Members of the public are urged to come along next Tuesday evening, 6 December 2016, to a Public Forum on proposed significant increases to the cost of water in Canberra.
The public forum will be held at 5:00 p.m. at the Waldorf on London, 2 Akuna Street, Canberra City, and will include a presentation by the Independent Competition and Regulatory Commission, followed by a question and answer session.
Icon Water, an ACT government-owned corporation which has a monopoly on providing water to the ACT, currently sets a higher price per kilolitre for higher water usage.
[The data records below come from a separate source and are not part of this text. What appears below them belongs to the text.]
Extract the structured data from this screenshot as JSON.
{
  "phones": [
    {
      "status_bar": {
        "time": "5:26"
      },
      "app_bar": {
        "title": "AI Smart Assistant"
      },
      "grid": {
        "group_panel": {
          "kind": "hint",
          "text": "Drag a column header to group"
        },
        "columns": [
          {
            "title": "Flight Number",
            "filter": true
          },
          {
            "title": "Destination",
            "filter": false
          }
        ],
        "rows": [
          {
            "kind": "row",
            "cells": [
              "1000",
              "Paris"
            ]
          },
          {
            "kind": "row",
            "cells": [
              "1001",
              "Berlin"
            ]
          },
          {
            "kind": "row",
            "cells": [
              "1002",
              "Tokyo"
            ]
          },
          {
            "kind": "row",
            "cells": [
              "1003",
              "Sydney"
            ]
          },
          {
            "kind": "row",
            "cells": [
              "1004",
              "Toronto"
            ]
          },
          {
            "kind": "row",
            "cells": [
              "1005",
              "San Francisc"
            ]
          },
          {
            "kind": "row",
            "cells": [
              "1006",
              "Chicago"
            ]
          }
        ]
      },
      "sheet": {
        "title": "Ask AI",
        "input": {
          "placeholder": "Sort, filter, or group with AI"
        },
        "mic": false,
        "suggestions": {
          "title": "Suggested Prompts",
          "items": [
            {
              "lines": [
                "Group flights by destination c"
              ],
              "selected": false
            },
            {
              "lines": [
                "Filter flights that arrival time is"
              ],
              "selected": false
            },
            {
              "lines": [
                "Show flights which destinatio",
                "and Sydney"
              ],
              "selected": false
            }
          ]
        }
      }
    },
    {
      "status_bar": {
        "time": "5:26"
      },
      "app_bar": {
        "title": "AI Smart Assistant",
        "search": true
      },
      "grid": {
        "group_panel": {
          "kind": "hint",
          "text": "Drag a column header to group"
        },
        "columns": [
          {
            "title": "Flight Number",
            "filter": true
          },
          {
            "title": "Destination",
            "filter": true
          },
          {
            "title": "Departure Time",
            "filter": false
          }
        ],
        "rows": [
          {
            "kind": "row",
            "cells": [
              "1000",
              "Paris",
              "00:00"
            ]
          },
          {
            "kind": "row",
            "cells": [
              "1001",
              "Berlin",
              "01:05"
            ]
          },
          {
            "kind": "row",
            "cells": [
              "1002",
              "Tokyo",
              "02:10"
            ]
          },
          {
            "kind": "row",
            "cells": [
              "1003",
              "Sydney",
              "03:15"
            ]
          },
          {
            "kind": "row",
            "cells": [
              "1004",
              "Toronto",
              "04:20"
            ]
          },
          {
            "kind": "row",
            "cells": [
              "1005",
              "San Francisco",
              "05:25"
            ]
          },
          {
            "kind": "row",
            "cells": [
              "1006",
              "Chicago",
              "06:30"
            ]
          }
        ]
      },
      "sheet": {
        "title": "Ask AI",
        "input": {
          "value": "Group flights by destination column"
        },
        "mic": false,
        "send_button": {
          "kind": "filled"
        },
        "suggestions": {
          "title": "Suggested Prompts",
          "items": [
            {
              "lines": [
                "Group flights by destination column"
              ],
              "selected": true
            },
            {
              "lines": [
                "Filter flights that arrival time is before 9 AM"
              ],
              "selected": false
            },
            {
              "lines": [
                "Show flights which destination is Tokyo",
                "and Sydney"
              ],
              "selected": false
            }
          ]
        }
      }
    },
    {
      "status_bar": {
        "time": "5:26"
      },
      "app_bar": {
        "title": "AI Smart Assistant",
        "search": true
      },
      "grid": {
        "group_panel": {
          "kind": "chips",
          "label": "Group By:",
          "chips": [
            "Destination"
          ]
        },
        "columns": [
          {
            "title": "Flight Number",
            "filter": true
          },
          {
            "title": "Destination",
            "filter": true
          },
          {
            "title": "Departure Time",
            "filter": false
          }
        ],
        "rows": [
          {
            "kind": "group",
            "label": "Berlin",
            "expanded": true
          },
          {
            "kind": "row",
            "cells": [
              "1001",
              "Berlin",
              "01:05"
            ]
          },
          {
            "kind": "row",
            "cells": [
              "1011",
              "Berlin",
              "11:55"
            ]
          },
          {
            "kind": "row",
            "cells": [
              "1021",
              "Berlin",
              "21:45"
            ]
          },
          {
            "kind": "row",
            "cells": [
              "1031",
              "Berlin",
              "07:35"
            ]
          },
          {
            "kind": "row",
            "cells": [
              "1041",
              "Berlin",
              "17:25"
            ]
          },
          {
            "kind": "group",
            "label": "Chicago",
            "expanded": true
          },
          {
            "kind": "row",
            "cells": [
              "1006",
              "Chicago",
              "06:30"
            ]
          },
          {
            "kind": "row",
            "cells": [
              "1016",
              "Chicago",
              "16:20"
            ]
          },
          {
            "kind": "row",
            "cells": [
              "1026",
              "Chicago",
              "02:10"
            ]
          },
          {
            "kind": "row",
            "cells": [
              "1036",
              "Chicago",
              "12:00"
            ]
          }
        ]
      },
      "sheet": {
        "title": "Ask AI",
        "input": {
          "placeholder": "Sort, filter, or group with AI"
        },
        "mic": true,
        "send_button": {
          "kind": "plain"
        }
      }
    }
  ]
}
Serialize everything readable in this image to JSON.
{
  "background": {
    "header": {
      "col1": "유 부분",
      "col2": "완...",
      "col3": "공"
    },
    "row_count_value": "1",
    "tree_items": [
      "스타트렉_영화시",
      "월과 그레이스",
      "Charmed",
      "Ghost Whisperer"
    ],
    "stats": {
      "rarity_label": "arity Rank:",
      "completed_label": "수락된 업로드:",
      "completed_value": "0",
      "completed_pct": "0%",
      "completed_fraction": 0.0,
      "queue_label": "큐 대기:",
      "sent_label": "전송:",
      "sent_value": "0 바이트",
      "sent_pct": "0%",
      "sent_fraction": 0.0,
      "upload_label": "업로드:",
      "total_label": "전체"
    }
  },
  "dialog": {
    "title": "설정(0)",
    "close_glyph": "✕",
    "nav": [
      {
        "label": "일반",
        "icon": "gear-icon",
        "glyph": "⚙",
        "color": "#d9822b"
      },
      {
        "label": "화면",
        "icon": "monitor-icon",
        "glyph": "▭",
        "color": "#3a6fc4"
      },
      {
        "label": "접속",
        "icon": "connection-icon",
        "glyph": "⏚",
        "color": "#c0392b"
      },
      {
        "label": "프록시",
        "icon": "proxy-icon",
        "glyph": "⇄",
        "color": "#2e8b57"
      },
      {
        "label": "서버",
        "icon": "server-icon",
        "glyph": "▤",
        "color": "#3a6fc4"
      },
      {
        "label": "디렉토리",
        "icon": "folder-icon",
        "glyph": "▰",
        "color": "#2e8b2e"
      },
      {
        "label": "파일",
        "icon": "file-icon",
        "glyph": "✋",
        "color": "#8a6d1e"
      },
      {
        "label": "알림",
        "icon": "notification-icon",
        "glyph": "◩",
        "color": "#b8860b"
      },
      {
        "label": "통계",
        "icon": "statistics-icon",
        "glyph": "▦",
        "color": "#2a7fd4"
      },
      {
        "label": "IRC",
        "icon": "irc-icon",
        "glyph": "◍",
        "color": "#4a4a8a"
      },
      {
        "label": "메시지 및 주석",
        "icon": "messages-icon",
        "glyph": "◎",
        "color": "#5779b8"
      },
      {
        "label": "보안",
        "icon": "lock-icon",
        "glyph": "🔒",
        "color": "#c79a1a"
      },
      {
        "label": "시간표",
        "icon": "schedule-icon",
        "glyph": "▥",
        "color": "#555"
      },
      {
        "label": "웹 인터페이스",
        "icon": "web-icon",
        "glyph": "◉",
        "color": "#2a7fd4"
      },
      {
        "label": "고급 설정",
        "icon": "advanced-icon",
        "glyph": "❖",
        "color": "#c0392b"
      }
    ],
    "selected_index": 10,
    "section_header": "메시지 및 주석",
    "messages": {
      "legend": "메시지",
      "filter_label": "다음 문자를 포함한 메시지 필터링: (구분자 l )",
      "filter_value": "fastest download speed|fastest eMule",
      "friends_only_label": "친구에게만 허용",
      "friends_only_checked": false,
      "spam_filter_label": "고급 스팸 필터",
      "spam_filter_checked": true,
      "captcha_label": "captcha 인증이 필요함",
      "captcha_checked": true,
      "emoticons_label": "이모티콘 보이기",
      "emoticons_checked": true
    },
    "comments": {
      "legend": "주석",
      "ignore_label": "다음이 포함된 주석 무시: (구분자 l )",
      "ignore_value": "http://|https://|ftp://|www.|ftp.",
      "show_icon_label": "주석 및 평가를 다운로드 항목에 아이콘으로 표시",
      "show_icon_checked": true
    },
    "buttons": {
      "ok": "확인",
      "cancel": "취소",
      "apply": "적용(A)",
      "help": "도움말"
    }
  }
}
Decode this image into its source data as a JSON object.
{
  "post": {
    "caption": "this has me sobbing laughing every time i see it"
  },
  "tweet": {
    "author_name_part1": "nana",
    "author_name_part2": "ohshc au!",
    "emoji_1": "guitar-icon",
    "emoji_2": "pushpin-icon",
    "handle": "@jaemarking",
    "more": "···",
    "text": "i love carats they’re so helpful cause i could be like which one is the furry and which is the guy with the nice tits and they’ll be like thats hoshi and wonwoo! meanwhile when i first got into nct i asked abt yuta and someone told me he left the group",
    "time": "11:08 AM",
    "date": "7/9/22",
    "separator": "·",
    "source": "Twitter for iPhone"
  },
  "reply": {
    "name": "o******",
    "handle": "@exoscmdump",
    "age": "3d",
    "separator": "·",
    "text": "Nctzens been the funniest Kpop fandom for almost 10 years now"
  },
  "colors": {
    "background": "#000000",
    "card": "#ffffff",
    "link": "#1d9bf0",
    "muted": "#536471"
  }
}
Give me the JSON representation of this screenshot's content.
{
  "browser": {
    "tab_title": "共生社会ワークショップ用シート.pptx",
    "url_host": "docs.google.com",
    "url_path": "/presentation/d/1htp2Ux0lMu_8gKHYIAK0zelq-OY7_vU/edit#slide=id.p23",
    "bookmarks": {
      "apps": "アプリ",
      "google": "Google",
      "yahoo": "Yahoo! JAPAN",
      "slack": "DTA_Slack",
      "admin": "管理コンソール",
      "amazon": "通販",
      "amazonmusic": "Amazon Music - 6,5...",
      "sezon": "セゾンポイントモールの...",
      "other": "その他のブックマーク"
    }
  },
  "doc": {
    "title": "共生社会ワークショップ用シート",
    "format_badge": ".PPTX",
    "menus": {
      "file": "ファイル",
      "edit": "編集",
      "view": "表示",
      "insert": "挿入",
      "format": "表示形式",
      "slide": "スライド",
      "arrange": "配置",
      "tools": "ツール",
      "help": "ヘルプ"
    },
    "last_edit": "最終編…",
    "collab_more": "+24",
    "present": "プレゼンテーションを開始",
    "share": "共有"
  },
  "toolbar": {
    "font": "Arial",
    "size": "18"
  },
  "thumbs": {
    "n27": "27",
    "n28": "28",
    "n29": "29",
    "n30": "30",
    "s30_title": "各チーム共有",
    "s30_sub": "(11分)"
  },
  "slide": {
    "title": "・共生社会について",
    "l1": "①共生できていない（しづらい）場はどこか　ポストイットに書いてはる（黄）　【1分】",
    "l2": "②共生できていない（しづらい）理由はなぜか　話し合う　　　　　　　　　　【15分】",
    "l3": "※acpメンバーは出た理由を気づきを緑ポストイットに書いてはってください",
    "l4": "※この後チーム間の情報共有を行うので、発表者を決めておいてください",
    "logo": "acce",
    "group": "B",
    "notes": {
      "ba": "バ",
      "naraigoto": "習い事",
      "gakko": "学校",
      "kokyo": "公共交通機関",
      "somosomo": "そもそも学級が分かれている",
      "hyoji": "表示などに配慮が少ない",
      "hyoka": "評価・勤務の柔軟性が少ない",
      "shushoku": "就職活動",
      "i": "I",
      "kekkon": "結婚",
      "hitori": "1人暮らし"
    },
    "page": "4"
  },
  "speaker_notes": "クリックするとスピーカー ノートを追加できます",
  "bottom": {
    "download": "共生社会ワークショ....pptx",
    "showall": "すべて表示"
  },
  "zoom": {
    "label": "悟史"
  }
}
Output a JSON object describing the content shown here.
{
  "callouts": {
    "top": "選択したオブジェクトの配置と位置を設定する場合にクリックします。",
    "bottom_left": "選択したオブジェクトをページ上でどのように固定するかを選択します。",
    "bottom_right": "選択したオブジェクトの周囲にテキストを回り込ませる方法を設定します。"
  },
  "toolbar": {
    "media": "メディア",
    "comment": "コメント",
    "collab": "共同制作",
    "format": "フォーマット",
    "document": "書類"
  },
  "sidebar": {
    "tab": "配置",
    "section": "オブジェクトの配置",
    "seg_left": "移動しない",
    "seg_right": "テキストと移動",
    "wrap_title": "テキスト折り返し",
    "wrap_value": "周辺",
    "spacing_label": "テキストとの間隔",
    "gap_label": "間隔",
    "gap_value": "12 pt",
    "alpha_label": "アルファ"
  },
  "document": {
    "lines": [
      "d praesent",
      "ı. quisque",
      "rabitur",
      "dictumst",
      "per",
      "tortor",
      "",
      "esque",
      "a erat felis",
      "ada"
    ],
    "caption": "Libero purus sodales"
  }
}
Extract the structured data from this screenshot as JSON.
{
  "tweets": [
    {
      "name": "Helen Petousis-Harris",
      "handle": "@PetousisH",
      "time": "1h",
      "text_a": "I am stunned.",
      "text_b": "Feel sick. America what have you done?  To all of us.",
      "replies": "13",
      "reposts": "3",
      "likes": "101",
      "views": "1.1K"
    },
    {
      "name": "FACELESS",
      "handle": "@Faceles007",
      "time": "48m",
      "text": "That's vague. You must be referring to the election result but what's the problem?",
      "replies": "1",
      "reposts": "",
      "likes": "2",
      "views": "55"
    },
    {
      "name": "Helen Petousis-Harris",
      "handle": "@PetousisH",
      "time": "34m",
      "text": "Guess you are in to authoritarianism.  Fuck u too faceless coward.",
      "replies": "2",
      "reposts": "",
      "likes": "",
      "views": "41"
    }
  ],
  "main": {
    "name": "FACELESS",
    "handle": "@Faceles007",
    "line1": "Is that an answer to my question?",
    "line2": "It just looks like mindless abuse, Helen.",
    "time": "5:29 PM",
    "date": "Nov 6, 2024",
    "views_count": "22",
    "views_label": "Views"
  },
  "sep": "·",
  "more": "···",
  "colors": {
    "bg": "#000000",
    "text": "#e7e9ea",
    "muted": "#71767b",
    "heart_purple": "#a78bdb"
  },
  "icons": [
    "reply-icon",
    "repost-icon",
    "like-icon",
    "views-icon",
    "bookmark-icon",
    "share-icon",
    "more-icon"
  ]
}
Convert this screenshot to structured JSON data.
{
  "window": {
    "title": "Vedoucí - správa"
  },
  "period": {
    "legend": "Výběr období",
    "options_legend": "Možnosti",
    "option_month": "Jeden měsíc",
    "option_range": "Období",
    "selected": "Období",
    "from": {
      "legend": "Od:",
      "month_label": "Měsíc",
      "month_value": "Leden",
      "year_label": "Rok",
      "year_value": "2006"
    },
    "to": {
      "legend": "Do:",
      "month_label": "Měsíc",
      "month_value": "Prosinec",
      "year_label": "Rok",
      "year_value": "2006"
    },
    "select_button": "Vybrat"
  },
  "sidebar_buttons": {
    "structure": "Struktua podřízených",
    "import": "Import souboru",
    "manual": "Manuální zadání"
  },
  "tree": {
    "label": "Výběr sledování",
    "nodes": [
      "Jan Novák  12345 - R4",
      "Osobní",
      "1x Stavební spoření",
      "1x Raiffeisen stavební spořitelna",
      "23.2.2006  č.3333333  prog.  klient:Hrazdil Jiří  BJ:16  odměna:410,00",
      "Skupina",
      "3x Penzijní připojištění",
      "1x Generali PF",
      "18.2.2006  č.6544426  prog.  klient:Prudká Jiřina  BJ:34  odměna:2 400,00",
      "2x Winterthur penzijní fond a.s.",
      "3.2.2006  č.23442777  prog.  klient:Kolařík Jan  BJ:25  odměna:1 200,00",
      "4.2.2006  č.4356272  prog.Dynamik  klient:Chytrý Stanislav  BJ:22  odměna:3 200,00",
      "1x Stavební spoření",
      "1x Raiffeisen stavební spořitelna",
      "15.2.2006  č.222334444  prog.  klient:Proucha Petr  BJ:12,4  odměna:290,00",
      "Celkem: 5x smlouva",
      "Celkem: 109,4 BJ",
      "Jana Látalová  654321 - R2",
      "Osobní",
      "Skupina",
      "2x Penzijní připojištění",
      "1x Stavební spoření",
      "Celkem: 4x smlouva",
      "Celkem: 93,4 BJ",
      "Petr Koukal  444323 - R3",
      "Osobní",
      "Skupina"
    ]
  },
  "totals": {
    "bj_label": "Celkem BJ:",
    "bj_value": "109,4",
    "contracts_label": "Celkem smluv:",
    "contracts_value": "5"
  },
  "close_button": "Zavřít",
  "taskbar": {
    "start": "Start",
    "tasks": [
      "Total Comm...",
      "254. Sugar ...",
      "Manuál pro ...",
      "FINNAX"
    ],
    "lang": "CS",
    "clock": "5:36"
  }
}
But since we are apparently no longer trying to send a message of water-saving to consumers (now that the drought is over and we have more water available in dams which are almost full), and since some higher water usage customers have turned to cheaper alternative sources, Icon has fewer customers and wants to charge them all much more.
A proposed change to the way water is priced would mean a massive six-fold increase to the annual supply charge, from $100 to $600 over ten years, and a drop in the cost of water to a single rate. At present there is a basic rate for usage up to 50 kilolitres per quarter (the average household usage in Canberra), and a higher rate, about double, for usage over 50 kilolitres. Clubs and golf courses are keen to see the changes implemented; they stand to gain thousands of dollars a year in cheaper water costs. The poorest households will struggle to pay for their water, and tenants will face higher rents as landlords incorporate the charges into their accounting.
The Canberra Times‘s Daniel Burdon has been following this story over the course of this year; his most recent story notes that the ACT government’s analysis shows that apartment owners would be hit with water bill price rises of 64% to 87% over ten years, home-owners 34% to 38%; while the largest commercial users would rejoice in a drop of 38% to 51% in their water bills. The ACT government also raises the possibility that the proposed changes would encourage greater water use, affecting our obligations to the Murray-Darling Basin Plan.